One big lesson that climate activists in the UK have learnt from previous direct action campaigns is the importance of sensitive engagement with local communities for the success and legitimacy of direct actions. When thousands appeared unannounced one afternoon in August to set up the Camp for Climate Action in a park in the borough of Lewisham in London, the local outreach was so successful that the local council subsequently passed a motion congratulating the camp on holding a successful and stimulating event!
It’s been a busy year. In the UK, we’ve seen actions ranging from thousands of people camping in the heart of the financial district of London outside the European Climate Exchange to protest against carbon trading during the G20, to the ‘Great Climate Swoop’ on October 17 which saw some 800 activists invading one of the biggest coal-fired plants in the country. One of the most exciting actions involved the cross-fertilisation of labour and environmental movements, when Climate Campers occupied a factory roof in solidarity with the sacked Vestas workers who barricaded themselves inside England’s only wind turbine factory that was being closed down. During the final week in October, people occupied a coal-fired plant in Oxfordshire and camped for two days on top of the smoke stack, while other activists disrupted work at two opencast coal mines in Derbyshire and Scotland.
The UK climate movement’s successes, however, are just one small part of global efforts against fossil-fuel dependent economies. A whole host of inspiring and crucial struggles are taking place in Southern countries that don’t necessarily identify themselves as being about ‘climate direct action’ and don’t enjoy the privilege of as much media coverage. Yet these struggles are also of key importance in the fight for climate justice – such as the indigenous communities in the Peruvian Amazon fighting to resist the expansion of oil companies, and the organising efforts of peasant communities the world over struggling for the right to maintain existing low-carbon livelihoods.
Groups like the Camp for Climate Action are also mobilizing to go to Copenhagen with the intention of using civil disobedience as part of Climate Justice Action. They are being joined by growing number of groups frustrated at the way the talks have become dominated by business interests and rail-roaded down the path of failed market-based mechanisms. In response, the UK police are already using anti-terrorist legislation to harass climate activists travelling to Copenhagen for preparatory meetings, while the Danish government is rushing through repressive legislation to crack down on dissent ahead of the talks.
With the Copenhagen summit doomed from the outset from agreeing anything that would begin to meaningfully address the threat of climate change, and with governments the world over failing to stem the tide of new carbon-intensive infrastructure, there is a clear role for mass civil disobedience and targeted direct action. In the UK, like many countries around the world, communities and concerned citizens are starting to take matter into the own hands out of frustration at the failure of governments to take action.
Kevin Smith | Team member of Carbon Trade Watch

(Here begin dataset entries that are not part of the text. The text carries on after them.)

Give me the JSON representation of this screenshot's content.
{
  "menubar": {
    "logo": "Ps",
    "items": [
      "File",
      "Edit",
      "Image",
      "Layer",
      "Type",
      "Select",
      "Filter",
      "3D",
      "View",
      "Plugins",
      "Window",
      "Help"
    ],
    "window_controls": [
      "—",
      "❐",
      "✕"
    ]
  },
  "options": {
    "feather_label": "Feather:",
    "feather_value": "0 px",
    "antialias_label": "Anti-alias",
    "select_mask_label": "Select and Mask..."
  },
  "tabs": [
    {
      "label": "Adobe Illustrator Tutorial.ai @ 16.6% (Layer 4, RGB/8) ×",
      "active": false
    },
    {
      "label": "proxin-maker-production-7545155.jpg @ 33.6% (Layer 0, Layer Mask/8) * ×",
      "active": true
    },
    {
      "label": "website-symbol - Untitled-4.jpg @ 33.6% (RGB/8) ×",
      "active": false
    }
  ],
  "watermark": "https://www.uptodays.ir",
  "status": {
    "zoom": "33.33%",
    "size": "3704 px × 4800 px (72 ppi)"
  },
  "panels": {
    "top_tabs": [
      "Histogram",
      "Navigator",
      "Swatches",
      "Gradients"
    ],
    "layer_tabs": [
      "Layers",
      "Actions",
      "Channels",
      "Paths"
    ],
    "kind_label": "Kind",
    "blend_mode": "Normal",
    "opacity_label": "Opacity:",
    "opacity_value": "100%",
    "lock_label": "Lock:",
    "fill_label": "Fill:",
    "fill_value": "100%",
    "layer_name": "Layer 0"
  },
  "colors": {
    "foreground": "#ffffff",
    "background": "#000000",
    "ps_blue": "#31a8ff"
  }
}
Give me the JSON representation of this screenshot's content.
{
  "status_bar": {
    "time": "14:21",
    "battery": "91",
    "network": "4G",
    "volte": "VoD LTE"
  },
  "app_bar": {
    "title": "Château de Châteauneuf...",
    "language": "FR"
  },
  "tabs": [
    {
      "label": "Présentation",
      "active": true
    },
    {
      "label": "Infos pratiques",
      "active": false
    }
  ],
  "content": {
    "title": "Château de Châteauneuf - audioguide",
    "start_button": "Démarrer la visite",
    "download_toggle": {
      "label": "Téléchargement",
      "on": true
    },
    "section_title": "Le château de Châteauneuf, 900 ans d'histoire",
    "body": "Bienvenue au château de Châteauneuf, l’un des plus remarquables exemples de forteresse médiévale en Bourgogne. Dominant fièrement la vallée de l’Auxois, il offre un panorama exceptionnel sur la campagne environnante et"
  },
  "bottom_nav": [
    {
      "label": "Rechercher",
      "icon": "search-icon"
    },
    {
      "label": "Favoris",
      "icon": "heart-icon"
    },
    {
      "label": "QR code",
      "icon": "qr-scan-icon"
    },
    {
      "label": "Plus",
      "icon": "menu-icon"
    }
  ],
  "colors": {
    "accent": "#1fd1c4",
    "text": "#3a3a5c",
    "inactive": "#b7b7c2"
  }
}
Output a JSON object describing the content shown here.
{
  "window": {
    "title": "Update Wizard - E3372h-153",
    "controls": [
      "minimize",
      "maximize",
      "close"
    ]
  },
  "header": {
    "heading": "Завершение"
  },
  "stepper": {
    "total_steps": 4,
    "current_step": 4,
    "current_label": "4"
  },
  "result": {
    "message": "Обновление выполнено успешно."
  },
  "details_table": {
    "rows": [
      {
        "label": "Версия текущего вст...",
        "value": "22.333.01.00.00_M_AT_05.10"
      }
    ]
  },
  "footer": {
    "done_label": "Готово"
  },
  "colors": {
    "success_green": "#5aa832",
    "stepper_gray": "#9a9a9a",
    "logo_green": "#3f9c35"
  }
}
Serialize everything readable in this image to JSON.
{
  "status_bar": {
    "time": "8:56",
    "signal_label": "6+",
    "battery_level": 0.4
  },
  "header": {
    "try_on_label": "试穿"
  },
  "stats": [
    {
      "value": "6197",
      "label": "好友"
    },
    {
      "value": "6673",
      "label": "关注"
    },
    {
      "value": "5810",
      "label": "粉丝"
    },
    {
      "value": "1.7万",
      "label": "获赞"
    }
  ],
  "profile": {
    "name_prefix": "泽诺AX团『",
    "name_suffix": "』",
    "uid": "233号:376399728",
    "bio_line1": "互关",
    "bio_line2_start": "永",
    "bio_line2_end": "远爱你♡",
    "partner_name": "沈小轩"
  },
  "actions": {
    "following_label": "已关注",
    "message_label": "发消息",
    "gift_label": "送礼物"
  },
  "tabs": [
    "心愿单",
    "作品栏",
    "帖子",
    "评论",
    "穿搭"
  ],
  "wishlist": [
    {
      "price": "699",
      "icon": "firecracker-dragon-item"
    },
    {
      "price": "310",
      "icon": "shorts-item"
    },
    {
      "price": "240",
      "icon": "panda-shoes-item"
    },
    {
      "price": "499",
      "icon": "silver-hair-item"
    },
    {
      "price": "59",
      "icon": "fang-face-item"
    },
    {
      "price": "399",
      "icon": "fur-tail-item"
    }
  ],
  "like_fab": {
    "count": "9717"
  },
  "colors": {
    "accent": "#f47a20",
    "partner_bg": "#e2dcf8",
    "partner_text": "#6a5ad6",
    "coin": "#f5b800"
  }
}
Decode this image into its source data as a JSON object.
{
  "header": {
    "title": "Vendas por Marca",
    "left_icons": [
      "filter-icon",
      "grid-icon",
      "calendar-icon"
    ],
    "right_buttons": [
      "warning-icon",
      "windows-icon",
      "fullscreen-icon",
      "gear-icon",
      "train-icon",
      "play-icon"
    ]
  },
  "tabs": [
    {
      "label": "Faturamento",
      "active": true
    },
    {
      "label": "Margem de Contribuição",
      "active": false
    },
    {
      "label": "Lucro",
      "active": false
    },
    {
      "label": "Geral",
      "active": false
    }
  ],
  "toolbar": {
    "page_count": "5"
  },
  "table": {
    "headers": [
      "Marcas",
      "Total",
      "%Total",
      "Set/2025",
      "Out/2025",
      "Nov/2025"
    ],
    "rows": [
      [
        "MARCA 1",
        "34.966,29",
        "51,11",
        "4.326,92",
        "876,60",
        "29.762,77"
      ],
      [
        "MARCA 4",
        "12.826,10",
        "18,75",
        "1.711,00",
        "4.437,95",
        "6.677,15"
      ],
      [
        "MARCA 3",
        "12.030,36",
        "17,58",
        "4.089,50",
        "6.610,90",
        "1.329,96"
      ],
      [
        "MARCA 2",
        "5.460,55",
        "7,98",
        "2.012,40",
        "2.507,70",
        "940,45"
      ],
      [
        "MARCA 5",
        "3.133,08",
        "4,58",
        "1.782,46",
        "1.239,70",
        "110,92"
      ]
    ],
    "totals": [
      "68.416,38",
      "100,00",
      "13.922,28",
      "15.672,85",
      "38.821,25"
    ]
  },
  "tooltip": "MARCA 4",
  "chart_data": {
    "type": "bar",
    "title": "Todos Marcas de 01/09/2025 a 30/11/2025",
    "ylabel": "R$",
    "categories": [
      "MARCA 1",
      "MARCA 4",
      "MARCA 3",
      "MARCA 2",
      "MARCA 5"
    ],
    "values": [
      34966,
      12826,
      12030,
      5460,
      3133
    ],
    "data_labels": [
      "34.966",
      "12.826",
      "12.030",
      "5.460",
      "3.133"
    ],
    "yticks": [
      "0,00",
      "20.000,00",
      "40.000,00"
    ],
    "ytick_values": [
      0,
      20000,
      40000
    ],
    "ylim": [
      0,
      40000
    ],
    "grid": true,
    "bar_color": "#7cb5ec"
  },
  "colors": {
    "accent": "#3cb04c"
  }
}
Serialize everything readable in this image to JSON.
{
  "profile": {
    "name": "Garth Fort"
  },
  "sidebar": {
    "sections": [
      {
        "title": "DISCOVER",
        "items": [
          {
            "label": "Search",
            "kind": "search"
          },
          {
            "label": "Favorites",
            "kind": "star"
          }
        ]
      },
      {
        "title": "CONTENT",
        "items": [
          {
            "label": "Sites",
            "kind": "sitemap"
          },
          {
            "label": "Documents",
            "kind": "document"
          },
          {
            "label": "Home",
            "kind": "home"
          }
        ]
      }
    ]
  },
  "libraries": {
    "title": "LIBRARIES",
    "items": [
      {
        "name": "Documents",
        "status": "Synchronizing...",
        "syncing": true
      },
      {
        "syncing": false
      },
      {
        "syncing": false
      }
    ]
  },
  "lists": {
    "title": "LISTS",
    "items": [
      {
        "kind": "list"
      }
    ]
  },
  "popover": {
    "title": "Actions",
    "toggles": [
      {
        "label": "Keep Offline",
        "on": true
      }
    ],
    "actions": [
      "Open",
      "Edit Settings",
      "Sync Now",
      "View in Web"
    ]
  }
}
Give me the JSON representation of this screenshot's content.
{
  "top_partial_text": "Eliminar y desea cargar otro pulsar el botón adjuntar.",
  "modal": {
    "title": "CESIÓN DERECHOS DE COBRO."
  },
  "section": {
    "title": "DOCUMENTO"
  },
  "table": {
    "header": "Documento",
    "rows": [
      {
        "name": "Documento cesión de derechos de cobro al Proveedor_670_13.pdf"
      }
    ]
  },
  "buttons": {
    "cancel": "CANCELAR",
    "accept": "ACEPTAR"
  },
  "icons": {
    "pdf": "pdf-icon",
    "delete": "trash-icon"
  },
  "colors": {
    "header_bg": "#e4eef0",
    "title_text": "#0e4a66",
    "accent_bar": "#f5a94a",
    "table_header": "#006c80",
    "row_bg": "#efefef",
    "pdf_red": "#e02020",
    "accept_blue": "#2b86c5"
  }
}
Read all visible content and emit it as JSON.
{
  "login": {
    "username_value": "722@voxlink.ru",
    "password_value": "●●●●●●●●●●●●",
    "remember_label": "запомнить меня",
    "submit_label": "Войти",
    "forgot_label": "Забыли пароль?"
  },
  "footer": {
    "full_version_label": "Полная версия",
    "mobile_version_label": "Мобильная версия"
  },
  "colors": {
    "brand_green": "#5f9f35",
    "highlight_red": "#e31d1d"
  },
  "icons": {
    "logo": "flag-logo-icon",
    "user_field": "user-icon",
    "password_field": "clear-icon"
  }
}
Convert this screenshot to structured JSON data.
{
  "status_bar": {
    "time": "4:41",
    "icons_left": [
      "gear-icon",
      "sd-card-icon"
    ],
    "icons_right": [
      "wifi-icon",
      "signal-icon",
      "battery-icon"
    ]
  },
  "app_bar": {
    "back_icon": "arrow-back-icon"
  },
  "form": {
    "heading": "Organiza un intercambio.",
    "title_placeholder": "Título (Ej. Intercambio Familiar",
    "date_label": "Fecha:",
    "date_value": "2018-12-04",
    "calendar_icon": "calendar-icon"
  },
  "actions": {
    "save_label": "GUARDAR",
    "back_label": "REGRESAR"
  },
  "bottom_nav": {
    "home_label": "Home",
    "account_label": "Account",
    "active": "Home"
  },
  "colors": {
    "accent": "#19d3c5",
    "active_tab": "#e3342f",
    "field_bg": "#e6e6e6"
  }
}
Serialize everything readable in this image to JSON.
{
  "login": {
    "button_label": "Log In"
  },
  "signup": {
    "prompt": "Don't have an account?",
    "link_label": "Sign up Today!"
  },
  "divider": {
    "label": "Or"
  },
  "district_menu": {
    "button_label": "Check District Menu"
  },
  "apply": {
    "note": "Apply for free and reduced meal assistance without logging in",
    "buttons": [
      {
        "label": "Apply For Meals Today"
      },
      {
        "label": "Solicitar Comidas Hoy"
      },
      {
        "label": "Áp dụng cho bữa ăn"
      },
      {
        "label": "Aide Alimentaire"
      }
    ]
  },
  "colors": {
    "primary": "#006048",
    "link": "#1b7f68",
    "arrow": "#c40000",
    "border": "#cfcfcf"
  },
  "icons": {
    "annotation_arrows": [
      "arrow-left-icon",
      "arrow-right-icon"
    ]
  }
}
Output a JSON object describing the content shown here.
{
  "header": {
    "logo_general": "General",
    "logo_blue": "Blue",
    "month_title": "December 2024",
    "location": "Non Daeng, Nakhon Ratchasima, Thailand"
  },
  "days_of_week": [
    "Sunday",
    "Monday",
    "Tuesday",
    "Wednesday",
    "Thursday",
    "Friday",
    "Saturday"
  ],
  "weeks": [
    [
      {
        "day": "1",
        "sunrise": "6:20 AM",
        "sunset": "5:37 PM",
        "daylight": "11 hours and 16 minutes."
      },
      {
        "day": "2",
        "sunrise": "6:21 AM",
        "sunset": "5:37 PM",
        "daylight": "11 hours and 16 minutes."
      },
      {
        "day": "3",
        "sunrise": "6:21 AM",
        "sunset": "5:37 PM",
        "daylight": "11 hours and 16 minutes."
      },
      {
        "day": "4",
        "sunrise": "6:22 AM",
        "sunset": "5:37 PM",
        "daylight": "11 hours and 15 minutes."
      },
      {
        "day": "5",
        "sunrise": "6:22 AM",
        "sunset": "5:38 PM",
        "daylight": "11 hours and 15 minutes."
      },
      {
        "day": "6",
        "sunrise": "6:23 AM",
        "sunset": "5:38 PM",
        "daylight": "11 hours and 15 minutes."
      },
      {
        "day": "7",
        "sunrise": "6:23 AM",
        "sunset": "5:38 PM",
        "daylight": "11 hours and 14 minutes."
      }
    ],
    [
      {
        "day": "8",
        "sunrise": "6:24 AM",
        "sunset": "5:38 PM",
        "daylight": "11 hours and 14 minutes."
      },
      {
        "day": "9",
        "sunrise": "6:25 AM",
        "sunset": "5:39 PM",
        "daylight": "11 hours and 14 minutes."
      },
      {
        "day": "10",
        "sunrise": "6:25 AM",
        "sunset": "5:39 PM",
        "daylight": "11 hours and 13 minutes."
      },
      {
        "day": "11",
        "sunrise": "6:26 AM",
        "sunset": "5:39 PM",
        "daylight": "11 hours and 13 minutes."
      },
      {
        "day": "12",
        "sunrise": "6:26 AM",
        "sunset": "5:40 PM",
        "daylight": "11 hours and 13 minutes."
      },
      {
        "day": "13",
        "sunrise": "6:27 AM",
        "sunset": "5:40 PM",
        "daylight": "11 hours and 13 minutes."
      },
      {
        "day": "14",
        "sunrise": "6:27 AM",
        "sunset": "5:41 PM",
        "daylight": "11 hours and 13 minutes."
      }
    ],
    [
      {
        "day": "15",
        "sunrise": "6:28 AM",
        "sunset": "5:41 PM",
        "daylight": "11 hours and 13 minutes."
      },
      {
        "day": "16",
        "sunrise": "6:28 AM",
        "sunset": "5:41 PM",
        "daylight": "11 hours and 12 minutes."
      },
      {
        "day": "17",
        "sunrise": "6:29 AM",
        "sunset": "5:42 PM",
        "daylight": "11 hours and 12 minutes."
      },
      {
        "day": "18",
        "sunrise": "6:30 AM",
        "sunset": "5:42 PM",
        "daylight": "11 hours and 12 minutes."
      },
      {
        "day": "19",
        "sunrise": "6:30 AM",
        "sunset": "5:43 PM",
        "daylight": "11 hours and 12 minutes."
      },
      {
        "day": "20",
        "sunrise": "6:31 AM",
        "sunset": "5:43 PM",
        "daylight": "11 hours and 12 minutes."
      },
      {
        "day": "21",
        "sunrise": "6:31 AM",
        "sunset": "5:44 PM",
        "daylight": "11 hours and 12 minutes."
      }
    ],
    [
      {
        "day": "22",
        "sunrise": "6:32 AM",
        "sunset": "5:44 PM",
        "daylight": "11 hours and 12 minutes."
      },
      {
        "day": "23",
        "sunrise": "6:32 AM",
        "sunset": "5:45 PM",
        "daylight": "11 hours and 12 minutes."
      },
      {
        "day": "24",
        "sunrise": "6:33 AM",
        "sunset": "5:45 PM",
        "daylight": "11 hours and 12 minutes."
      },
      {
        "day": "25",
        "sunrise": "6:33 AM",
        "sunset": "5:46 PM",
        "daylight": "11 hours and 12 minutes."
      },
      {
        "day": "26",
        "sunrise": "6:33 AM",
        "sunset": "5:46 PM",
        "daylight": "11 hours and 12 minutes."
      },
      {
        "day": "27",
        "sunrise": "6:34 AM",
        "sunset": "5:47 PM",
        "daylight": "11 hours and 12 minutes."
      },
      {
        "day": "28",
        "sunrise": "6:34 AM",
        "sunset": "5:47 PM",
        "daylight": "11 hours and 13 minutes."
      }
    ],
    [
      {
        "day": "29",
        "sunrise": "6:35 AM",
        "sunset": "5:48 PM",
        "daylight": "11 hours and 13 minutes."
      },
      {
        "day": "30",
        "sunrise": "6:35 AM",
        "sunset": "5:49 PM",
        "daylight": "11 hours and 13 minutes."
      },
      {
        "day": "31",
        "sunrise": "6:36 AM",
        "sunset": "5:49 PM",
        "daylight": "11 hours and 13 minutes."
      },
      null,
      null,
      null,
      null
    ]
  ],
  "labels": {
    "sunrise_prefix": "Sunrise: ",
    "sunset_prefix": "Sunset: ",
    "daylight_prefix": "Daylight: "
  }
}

Kevin Smith has been working with the environmental justice project at TNI since 2005, although he has been more informally involved since it started out as Carbon Trade Watch in 2002. He has a degree in Human Sciences. He used to be the editor of the Green Pepper magazine and in 2003 he helped to establish Escanda, a residential project in Northern Spain that combines sustainable living with political engagement at local and international levels. He currently lives in London works part time at Platform. He has been active in climate justice issues since the COP 6 in Den Haag in 2000 and participates in the international Durban Network for Climate Justice.